-- Opening Marker --

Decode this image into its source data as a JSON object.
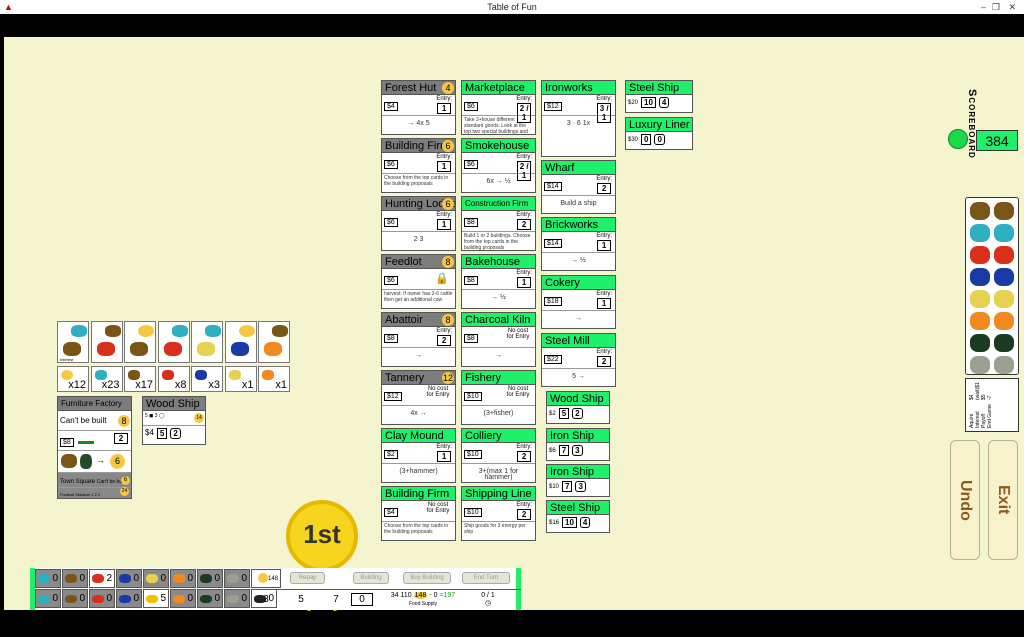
{
  "window": {
    "title": "Table of Fun",
    "app_icon": "a-logo-icon"
  },
  "colors": {
    "card_green": "#1ef06a",
    "card_gray": "#7d7d7d",
    "board_bg": "#f4f4cf",
    "coin": "#f6c840"
  },
  "cards": [
    {
      "name": "Forest Hut",
      "badge": "4",
      "hdr": "gray",
      "price": "$4",
      "entry": "1",
      "text": "→ 4x 5",
      "col": 0,
      "row": 0
    },
    {
      "name": "Building Firm",
      "badge": "6",
      "hdr": "gray",
      "price": "$6",
      "entry": "1",
      "text": "Choose from the top cards in the building proposals",
      "col": 0,
      "row": 1
    },
    {
      "name": "Hunting Lodge",
      "badge": "6",
      "hdr": "gray",
      "price": "$6",
      "entry": "1",
      "text": "2 3",
      "col": 0,
      "row": 2
    },
    {
      "name": "Feedlot",
      "badge": "8",
      "hdr": "gray",
      "price": "$6",
      "entry": "",
      "text": "harvest: If owner has 2-6 cattle then get an additional cow",
      "col": 0,
      "row": 3
    },
    {
      "name": "Abattoir",
      "badge": "8",
      "hdr": "gray",
      "price": "$8",
      "entry": "2",
      "text": "→",
      "col": 0,
      "row": 4
    },
    {
      "name": "Tannery",
      "badge": "12",
      "hdr": "gray",
      "price": "$12",
      "entry": "No cost for Entry",
      "text": "4x →",
      "col": 0,
      "row": 5
    },
    {
      "name": "Clay Mound",
      "badge": "",
      "hdr": "green",
      "price": "$2",
      "entry": "1",
      "text": "(3+hammer)",
      "col": 0,
      "row": 6
    },
    {
      "name": "Building Firm",
      "badge": "",
      "hdr": "green",
      "price": "$4",
      "entry": "No cost for Entry",
      "text": "Choose from the top cards in the building proposals",
      "col": 0,
      "row": 7
    },
    {
      "name": "Marketplace",
      "badge": "",
      "hdr": "green",
      "price": "$6",
      "entry": "2 / 1",
      "text": "Take 2+house different standard goods. Look at the top two special buildings and return them in any order.",
      "col": 1,
      "row": 0
    },
    {
      "name": "Smokehouse",
      "badge": "",
      "hdr": "green",
      "price": "$6",
      "entry": "2 / 1",
      "text": "6x → ½",
      "col": 1,
      "row": 1
    },
    {
      "name": "Construction Firm",
      "badge": "",
      "hdr": "green",
      "price": "$8",
      "entry": "2",
      "text": "Build 1 or 2 buildings. Choose from the top cards in the building proposals",
      "col": 1,
      "row": 2
    },
    {
      "name": "Bakehouse",
      "badge": "",
      "hdr": "green",
      "price": "$8",
      "entry": "1",
      "text": "→ ½",
      "col": 1,
      "row": 3
    },
    {
      "name": "Charcoal Kiln",
      "badge": "",
      "hdr": "green",
      "price": "$8",
      "entry": "No cost for Entry",
      "text": "→",
      "col": 1,
      "row": 4
    },
    {
      "name": "Fishery",
      "badge": "",
      "hdr": "green",
      "price": "$10",
      "entry": "No cost for Entry",
      "text": "(3+fisher)",
      "col": 1,
      "row": 5
    },
    {
      "name": "Colliery",
      "badge": "",
      "hdr": "green",
      "price": "$10",
      "entry": "2",
      "text": "3+(max 1 for hammer)",
      "col": 1,
      "row": 6
    },
    {
      "name": "Shipping Line",
      "badge": "",
      "hdr": "green",
      "price": "$10",
      "entry": "2",
      "text": "Ship goods for 3 energy per ship",
      "col": 1,
      "row": 7
    },
    {
      "name": "Ironworks",
      "badge": "",
      "hdr": "green",
      "price": "$12",
      "entry": "3 / 1",
      "text": "3 · 6 1x",
      "col": 2,
      "row": 0
    },
    {
      "name": "Wharf",
      "badge": "",
      "hdr": "green",
      "price": "$14",
      "entry": "2",
      "text": "Build a ship",
      "col": 2,
      "row": 1
    },
    {
      "name": "Brickworks",
      "badge": "",
      "hdr": "green",
      "price": "$14",
      "entry": "1",
      "text": "→ ½",
      "col": 2,
      "row": 2
    },
    {
      "name": "Cokery",
      "badge": "",
      "hdr": "green",
      "price": "$18",
      "entry": "1",
      "text": "→",
      "col": 2,
      "row": 3
    },
    {
      "name": "Steel Mill",
      "badge": "",
      "hdr": "green",
      "price": "$22",
      "entry": "2",
      "text": "5 →",
      "col": 2,
      "row": 4
    }
  ],
  "ships": [
    {
      "name": "Wood Ship",
      "cost": "$2",
      "food": "5",
      "cargo": "2"
    },
    {
      "name": "Iron Ship",
      "cost": "$6",
      "food": "7",
      "cargo": "3"
    },
    {
      "name": "Iron Ship",
      "cost": "$10",
      "food": "7",
      "cargo": "3"
    },
    {
      "name": "Steel Ship",
      "cost": "$16",
      "food": "10",
      "cargo": "4"
    },
    {
      "name": "Steel Ship",
      "cost": "$20",
      "food": "10",
      "cargo": "4"
    },
    {
      "name": "Luxury Liner",
      "cost": "$30",
      "food": "0",
      "cargo": "0"
    }
  ],
  "offers": {
    "label": "Interest",
    "counts": [
      "x12",
      "x23",
      "x17",
      "x8",
      "x3",
      "x1",
      "x1"
    ]
  },
  "player_cards": {
    "furniture": {
      "name": "Furniture Factory",
      "badge": "$26",
      "status": "Can't be built",
      "value": "8",
      "price": "$8",
      "entry": "2",
      "output": "6"
    },
    "town_square": {
      "name": "Town Square",
      "status": "Can't be built",
      "value": "6"
    },
    "stadium": {
      "name": "Football Stadium",
      "nums": [
        "1",
        "2",
        "2"
      ],
      "value": "24"
    },
    "wood_ship": {
      "name": "Wood Ship",
      "left": "5",
      "mid": "3",
      "value": "14",
      "cost": "$4",
      "food": "5",
      "cargo": "2"
    }
  },
  "bottom": {
    "top_row": [
      "0",
      "0",
      "2",
      "0",
      "0",
      "0",
      "0",
      "0"
    ],
    "bottom_row": [
      "0",
      "0",
      "0",
      "0",
      "5",
      "0",
      "0",
      "0",
      "0"
    ],
    "money": "148",
    "buttons": [
      "Repay",
      "Building",
      "Buy Building",
      "End Turn"
    ],
    "stats": [
      "3",
      "5",
      "7",
      "0"
    ],
    "food": {
      "ships": "34",
      "food": "110",
      "money": "148",
      "minus": "- 0",
      "total": "=197",
      "label": "Food Supply"
    },
    "round": "0 / 1"
  },
  "medal": "1st",
  "scoreboard": {
    "title": "Scoreboard",
    "score": "384"
  },
  "market_info": {
    "lines": [
      "Aquire",
      "Interest",
      "Payoff",
      "End Game"
    ],
    "values": [
      "$4",
      "(wait)$1",
      "$5",
      "-7"
    ]
  },
  "actions": {
    "undo": "Undo",
    "exit": "Exit"
  }
}
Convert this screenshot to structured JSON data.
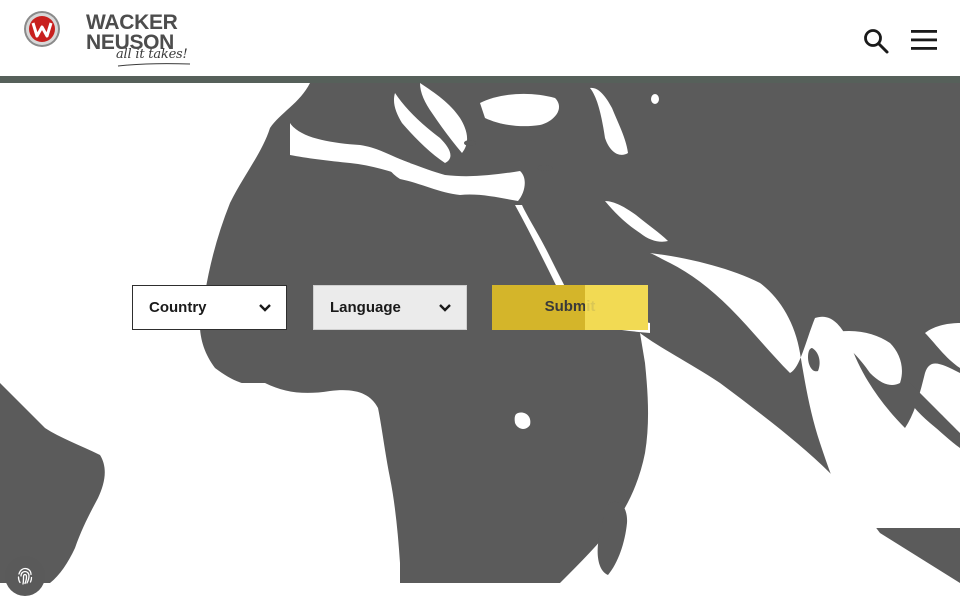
{
  "brand": {
    "line1": "WACKER",
    "line2": "NEUSON",
    "tagline": "all it takes!"
  },
  "header": {
    "icons": [
      "search-icon",
      "hamburger-menu-icon"
    ]
  },
  "form": {
    "country_label": "Country",
    "language_label": "Language",
    "submit_label": "Submit"
  },
  "colors": {
    "map_land": "#5b5b5b",
    "map_water": "#ffffff",
    "accent": "#d4b52a",
    "header_bar": "#56605a"
  },
  "privacy": {
    "icon": "fingerprint-icon"
  }
}
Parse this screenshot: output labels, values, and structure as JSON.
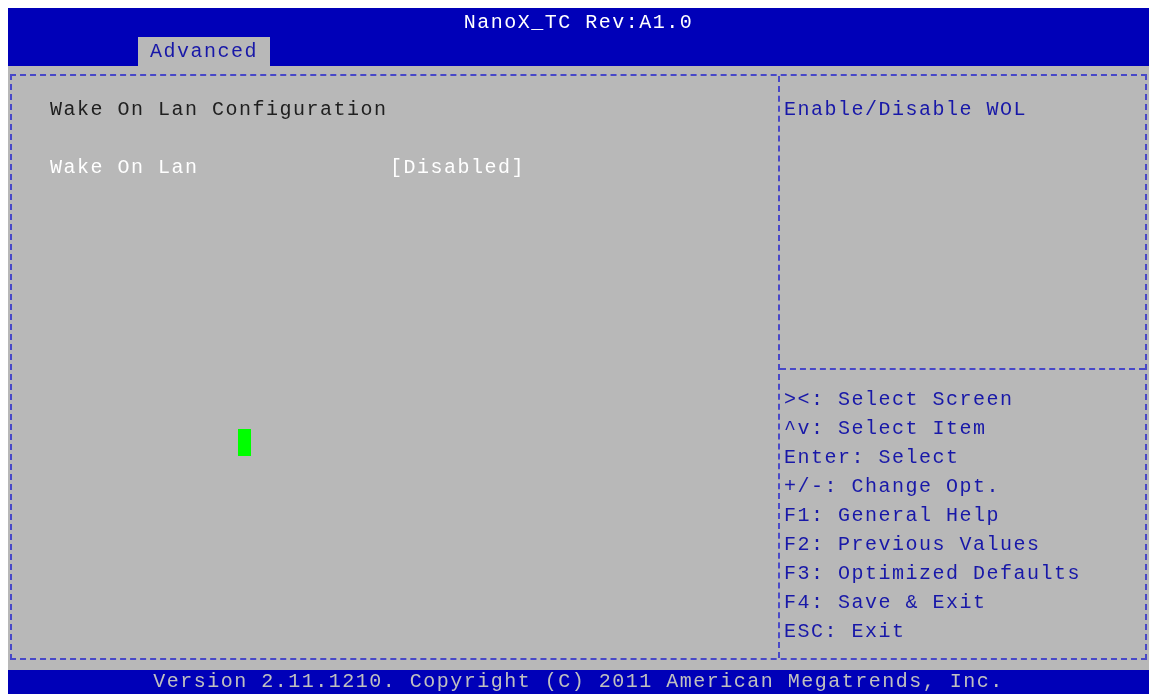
{
  "window": {
    "title": "NanoX_TC Rev:A1.0"
  },
  "tabs": [
    {
      "label": "Advanced",
      "selected": true
    }
  ],
  "section_title": "Wake On Lan Configuration",
  "settings": [
    {
      "label": "Wake On Lan",
      "value": "[Disabled]",
      "selected": true
    }
  ],
  "help_text": "Enable/Disable WOL",
  "key_hints": [
    "><: Select Screen",
    "^v: Select Item",
    "Enter: Select",
    "+/-: Change Opt.",
    "F1: General Help",
    "F2: Previous Values",
    "F3: Optimized Defaults",
    "F4: Save & Exit",
    "ESC: Exit"
  ],
  "status_bar": "Version 2.11.1210. Copyright (C) 2011 American Megatrends, Inc."
}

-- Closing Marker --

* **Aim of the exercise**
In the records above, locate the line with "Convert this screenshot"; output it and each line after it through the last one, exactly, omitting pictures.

* **Response area**
Convert this screenshot to structured JSON data.
{
  "brand": {
    "line1": "WACKER",
    "line2": "NEUSON",
    "tagline": "all it takes!"
  },
  "header": {
    "icons": [
      "search-icon",
      "hamburger-menu-icon"
    ]
  },
  "form": {
    "country_label": "Country",
    "language_label": "Language",
    "submit_label": "Submit"
  },
  "colors": {
    "map_land": "#5b5b5b",
    "map_water": "#ffffff",
    "accent": "#d4b52a",
    "header_bar": "#56605a"
  },
  "privacy": {
    "icon": "fingerprint-icon"
  }
}
Parse this screenshot: output labels, values, and structure as JSON.
{
  "window": {
    "title": "NanoX_TC Rev:A1.0"
  },
  "tabs": [
    {
      "label": "Advanced",
      "selected": true
    }
  ],
  "section_title": "Wake On Lan Configuration",
  "settings": [
    {
      "label": "Wake On Lan",
      "value": "[Disabled]",
      "selected": true
    }
  ],
  "help_text": "Enable/Disable WOL",
  "key_hints": [
    "><: Select Screen",
    "^v: Select Item",
    "Enter: Select",
    "+/-: Change Opt.",
    "F1: General Help",
    "F2: Previous Values",
    "F3: Optimized Defaults",
    "F4: Save & Exit",
    "ESC: Exit"
  ],
  "status_bar": "Version 2.11.1210. Copyright (C) 2011 American Megatrends, Inc."
}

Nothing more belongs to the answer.